##### Material for this exercise

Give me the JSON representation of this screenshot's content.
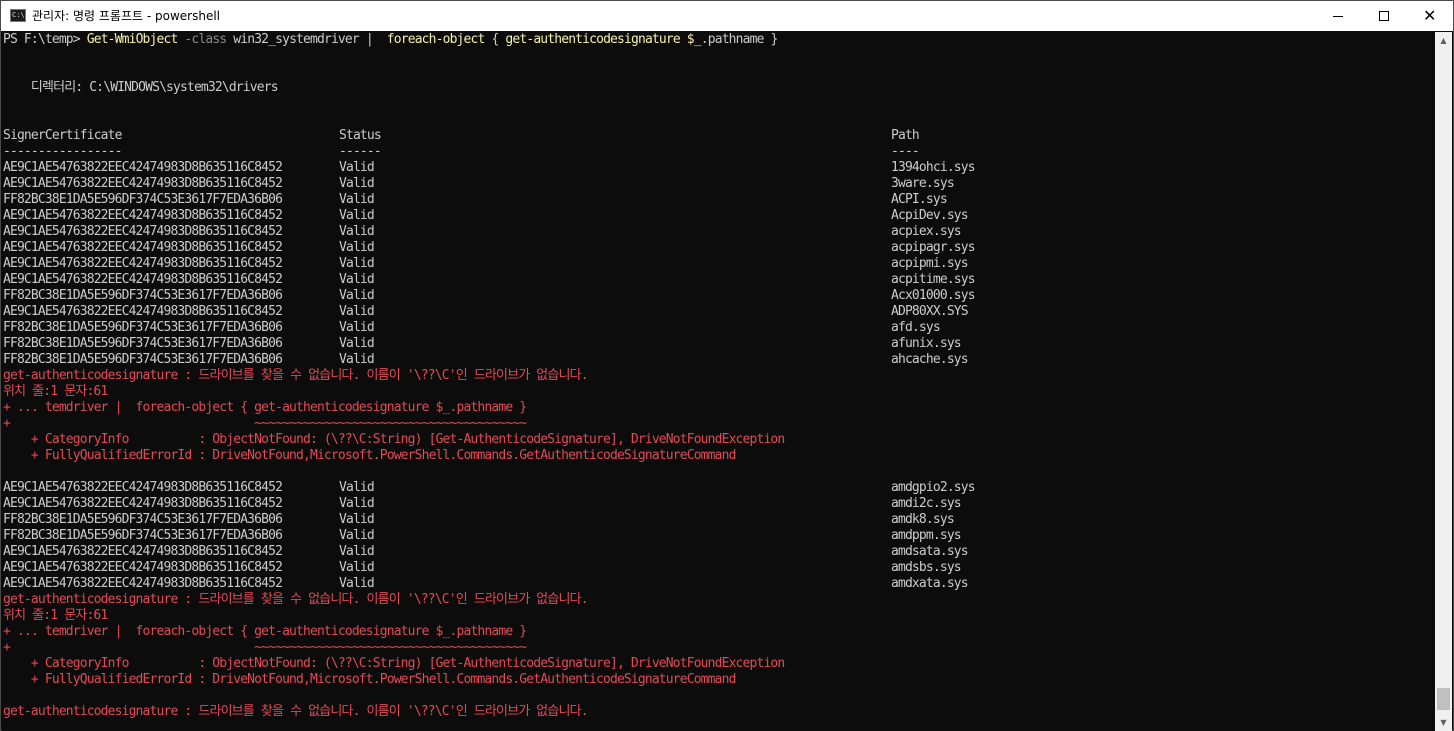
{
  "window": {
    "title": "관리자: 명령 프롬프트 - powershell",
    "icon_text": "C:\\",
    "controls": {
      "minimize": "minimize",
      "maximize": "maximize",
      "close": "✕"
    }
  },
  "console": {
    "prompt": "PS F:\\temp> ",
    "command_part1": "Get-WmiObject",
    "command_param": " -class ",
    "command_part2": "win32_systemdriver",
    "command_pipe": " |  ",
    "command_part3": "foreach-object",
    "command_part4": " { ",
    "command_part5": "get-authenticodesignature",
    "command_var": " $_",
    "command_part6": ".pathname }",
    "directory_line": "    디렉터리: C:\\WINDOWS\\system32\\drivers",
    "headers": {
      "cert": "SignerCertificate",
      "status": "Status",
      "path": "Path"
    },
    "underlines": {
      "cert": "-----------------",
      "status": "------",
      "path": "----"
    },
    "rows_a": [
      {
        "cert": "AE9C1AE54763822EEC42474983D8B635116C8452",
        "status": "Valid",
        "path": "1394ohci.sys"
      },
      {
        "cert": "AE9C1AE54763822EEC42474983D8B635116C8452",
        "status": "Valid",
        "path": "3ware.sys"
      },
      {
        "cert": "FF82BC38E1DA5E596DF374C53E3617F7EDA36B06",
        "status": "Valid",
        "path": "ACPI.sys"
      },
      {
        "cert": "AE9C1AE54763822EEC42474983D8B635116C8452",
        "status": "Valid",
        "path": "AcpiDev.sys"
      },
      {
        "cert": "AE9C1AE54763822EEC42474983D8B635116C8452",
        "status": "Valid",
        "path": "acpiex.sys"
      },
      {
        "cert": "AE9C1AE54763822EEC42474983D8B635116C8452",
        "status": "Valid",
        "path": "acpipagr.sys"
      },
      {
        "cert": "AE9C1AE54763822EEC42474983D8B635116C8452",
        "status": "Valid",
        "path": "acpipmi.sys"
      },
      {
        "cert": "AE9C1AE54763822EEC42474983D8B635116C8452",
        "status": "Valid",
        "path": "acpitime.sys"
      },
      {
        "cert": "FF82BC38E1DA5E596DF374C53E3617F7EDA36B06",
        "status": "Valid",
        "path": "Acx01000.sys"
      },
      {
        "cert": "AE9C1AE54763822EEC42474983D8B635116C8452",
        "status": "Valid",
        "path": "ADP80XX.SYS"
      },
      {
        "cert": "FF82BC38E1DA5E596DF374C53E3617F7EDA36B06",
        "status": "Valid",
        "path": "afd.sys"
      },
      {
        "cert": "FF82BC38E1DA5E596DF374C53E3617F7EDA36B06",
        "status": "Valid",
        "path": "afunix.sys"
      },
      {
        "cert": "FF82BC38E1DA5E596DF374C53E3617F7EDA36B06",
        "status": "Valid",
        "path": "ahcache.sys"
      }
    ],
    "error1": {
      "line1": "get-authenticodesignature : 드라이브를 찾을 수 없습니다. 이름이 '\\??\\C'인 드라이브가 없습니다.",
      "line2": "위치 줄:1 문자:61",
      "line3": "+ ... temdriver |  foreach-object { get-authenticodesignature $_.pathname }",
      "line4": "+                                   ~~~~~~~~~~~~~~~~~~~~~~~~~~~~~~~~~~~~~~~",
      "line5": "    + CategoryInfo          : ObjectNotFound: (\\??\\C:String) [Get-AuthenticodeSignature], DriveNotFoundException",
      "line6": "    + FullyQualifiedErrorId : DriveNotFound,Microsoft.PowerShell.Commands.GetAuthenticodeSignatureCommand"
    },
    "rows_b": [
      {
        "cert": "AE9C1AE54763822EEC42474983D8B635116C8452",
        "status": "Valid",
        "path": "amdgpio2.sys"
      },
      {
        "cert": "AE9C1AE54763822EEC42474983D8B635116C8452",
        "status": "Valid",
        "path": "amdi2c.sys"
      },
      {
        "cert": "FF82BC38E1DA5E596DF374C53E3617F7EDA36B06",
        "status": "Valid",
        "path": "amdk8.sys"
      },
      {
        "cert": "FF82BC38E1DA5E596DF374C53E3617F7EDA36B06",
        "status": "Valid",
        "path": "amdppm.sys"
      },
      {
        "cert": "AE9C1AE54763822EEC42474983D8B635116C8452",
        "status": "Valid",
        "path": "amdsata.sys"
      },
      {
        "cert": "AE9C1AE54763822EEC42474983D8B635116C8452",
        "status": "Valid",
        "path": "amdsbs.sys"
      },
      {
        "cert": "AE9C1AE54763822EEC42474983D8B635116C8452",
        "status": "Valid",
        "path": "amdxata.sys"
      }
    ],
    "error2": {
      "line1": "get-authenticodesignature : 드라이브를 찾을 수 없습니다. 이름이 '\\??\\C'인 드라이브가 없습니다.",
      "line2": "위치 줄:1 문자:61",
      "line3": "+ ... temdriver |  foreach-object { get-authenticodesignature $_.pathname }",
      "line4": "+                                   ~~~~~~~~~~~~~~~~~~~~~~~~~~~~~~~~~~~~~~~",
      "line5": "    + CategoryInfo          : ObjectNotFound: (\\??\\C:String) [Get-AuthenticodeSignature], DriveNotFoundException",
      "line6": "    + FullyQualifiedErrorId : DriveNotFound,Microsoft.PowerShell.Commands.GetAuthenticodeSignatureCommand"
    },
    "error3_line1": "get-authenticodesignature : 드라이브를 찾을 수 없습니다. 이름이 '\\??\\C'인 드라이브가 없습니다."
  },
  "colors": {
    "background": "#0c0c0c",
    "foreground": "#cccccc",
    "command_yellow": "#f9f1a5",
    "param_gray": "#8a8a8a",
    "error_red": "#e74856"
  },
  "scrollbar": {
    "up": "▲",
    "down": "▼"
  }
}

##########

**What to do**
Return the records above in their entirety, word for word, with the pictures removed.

**Answer space**
Give me the JSON representation of this screenshot's content.
{
  "window": {
    "title": "관리자: 명령 프롬프트 - powershell",
    "icon_text": "C:\\",
    "controls": {
      "minimize": "minimize",
      "maximize": "maximize",
      "close": "✕"
    }
  },
  "console": {
    "prompt": "PS F:\\temp> ",
    "command_part1": "Get-WmiObject",
    "command_param": " -class ",
    "command_part2": "win32_systemdriver",
    "command_pipe": " |  ",
    "command_part3": "foreach-object",
    "command_part4": " { ",
    "command_part5": "get-authenticodesignature",
    "command_var": " $_",
    "command_part6": ".pathname }",
    "directory_line": "    디렉터리: C:\\WINDOWS\\system32\\drivers",
    "headers": {
      "cert": "SignerCertificate",
      "status": "Status",
      "path": "Path"
    },
    "underlines": {
      "cert": "-----------------",
      "status": "------",
      "path": "----"
    },
    "rows_a": [
      {
        "cert": "AE9C1AE54763822EEC42474983D8B635116C8452",
        "status": "Valid",
        "path": "1394ohci.sys"
      },
      {
        "cert": "AE9C1AE54763822EEC42474983D8B635116C8452",
        "status": "Valid",
        "path": "3ware.sys"
      },
      {
        "cert": "FF82BC38E1DA5E596DF374C53E3617F7EDA36B06",
        "status": "Valid",
        "path": "ACPI.sys"
      },
      {
        "cert": "AE9C1AE54763822EEC42474983D8B635116C8452",
        "status": "Valid",
        "path": "AcpiDev.sys"
      },
      {
        "cert": "AE9C1AE54763822EEC42474983D8B635116C8452",
        "status": "Valid",
        "path": "acpiex.sys"
      },
      {
        "cert": "AE9C1AE54763822EEC42474983D8B635116C8452",
        "status": "Valid",
        "path": "acpipagr.sys"
      },
      {
        "cert": "AE9C1AE54763822EEC42474983D8B635116C8452",
        "status": "Valid",
        "path": "acpipmi.sys"
      },
      {
        "cert": "AE9C1AE54763822EEC42474983D8B635116C8452",
        "status": "Valid",
        "path": "acpitime.sys"
      },
      {
        "cert": "FF82BC38E1DA5E596DF374C53E3617F7EDA36B06",
        "status": "Valid",
        "path": "Acx01000.sys"
      },
      {
        "cert": "AE9C1AE54763822EEC42474983D8B635116C8452",
        "status": "Valid",
        "path": "ADP80XX.SYS"
      },
      {
        "cert": "FF82BC38E1DA5E596DF374C53E3617F7EDA36B06",
        "status": "Valid",
        "path": "afd.sys"
      },
      {
        "cert": "FF82BC38E1DA5E596DF374C53E3617F7EDA36B06",
        "status": "Valid",
        "path": "afunix.sys"
      },
      {
        "cert": "FF82BC38E1DA5E596DF374C53E3617F7EDA36B06",
        "status": "Valid",
        "path": "ahcache.sys"
      }
    ],
    "error1": {
      "line1": "get-authenticodesignature : 드라이브를 찾을 수 없습니다. 이름이 '\\??\\C'인 드라이브가 없습니다.",
      "line2": "위치 줄:1 문자:61",
      "line3": "+ ... temdriver |  foreach-object { get-authenticodesignature $_.pathname }",
      "line4": "+                                   ~~~~~~~~~~~~~~~~~~~~~~~~~~~~~~~~~~~~~~~",
      "line5": "    + CategoryInfo          : ObjectNotFound: (\\??\\C:String) [Get-AuthenticodeSignature], DriveNotFoundException",
      "line6": "    + FullyQualifiedErrorId : DriveNotFound,Microsoft.PowerShell.Commands.GetAuthenticodeSignatureCommand"
    },
    "rows_b": [
      {
        "cert": "AE9C1AE54763822EEC42474983D8B635116C8452",
        "status": "Valid",
        "path": "amdgpio2.sys"
      },
      {
        "cert": "AE9C1AE54763822EEC42474983D8B635116C8452",
        "status": "Valid",
        "path": "amdi2c.sys"
      },
      {
        "cert": "FF82BC38E1DA5E596DF374C53E3617F7EDA36B06",
        "status": "Valid",
        "path": "amdk8.sys"
      },
      {
        "cert": "FF82BC38E1DA5E596DF374C53E3617F7EDA36B06",
        "status": "Valid",
        "path": "amdppm.sys"
      },
      {
        "cert": "AE9C1AE54763822EEC42474983D8B635116C8452",
        "status": "Valid",
        "path": "amdsata.sys"
      },
      {
        "cert": "AE9C1AE54763822EEC42474983D8B635116C8452",
        "status": "Valid",
        "path": "amdsbs.sys"
      },
      {
        "cert": "AE9C1AE54763822EEC42474983D8B635116C8452",
        "status": "Valid",
        "path": "amdxata.sys"
      }
    ],
    "error2": {
      "line1": "get-authenticodesignature : 드라이브를 찾을 수 없습니다. 이름이 '\\??\\C'인 드라이브가 없습니다.",
      "line2": "위치 줄:1 문자:61",
      "line3": "+ ... temdriver |  foreach-object { get-authenticodesignature $_.pathname }",
      "line4": "+                                   ~~~~~~~~~~~~~~~~~~~~~~~~~~~~~~~~~~~~~~~",
      "line5": "    + CategoryInfo          : ObjectNotFound: (\\??\\C:String) [Get-AuthenticodeSignature], DriveNotFoundException",
      "line6": "    + FullyQualifiedErrorId : DriveNotFound,Microsoft.PowerShell.Commands.GetAuthenticodeSignatureCommand"
    },
    "error3_line1": "get-authenticodesignature : 드라이브를 찾을 수 없습니다. 이름이 '\\??\\C'인 드라이브가 없습니다."
  },
  "colors": {
    "background": "#0c0c0c",
    "foreground": "#cccccc",
    "command_yellow": "#f9f1a5",
    "param_gray": "#8a8a8a",
    "error_red": "#e74856"
  },
  "scrollbar": {
    "up": "▲",
    "down": "▼"
  }
}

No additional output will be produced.